"That's neither here nor there," said Ogden coldly, and Harry felt his respect for Ogden rise.

"Hissy hissy, little snakey,
Slither on the floor
You be good to Morfin
Or he'll nail you to the door."

Words and phrases

Characters Introduced

HBP 10 — The House of Gaunt
Abbreviation HBP10: The House of Gaunt
Canonicity Primary Canon


Could the chapter's title "The House of Gaunt" be a possible reference to John of Gaunt, Henry IV's father? The title itself has at least two meanings - it introduces us to the house where the Gaunt family live, and also to the members of that family. The word "gaunt" means emaciated or haggard looking, which describes the appearance of each of the family members. -- ed

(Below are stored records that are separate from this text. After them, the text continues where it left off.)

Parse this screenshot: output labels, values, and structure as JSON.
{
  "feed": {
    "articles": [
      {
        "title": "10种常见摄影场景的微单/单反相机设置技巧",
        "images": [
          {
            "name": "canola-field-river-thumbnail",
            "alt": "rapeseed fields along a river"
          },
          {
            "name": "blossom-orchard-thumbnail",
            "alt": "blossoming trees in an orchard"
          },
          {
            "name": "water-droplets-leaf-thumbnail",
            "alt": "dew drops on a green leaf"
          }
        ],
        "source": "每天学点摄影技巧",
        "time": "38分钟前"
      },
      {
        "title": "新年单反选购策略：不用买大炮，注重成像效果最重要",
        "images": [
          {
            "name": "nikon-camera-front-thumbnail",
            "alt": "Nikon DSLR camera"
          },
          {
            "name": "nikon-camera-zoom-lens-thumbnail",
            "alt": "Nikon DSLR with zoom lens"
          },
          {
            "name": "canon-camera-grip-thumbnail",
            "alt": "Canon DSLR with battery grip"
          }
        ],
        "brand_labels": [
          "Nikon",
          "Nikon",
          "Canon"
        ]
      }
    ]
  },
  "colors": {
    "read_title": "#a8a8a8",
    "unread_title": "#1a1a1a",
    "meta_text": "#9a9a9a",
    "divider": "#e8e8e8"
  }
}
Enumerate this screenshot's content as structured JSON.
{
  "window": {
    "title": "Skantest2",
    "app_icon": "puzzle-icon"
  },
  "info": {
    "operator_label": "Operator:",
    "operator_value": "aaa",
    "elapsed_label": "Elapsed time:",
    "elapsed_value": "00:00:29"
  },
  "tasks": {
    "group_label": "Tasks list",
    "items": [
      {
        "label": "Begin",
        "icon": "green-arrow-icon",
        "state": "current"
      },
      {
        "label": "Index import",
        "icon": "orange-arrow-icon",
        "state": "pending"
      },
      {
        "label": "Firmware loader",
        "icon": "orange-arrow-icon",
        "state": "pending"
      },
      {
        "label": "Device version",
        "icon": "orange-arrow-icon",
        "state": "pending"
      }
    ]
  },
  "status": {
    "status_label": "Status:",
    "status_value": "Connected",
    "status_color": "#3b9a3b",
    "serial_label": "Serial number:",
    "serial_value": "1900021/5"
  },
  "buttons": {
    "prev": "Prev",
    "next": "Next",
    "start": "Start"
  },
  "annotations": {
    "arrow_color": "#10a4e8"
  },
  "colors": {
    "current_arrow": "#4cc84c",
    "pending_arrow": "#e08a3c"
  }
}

This is the first opportunity for readers to get a glimpse into Tom Riddle's childhood. We, and Harry, get to see how and why Tom grows to be Lord Voldemort. He was conceived because of a love potion, which means that he doesn't have the capacity to love. With each lesson from Dumbledore, the readers, along with Harry, better understand Voldemort and we even feel sympathy for him. We see him abandoned by his father before his birth, his mother's death and his entrance into life at the orphanage. -- C.M.

Related images:

  Professor Trelawney with crystal ball.  Dumbledore's withered hand wearing horcrux ring.

Pensieve (Comments)

Tags: anger attacks blood cards dark duelling family fear green imprisoned prejudice pride protection purity suppression weak Wizarding laws

Editors: , and

The Harry Potter Canon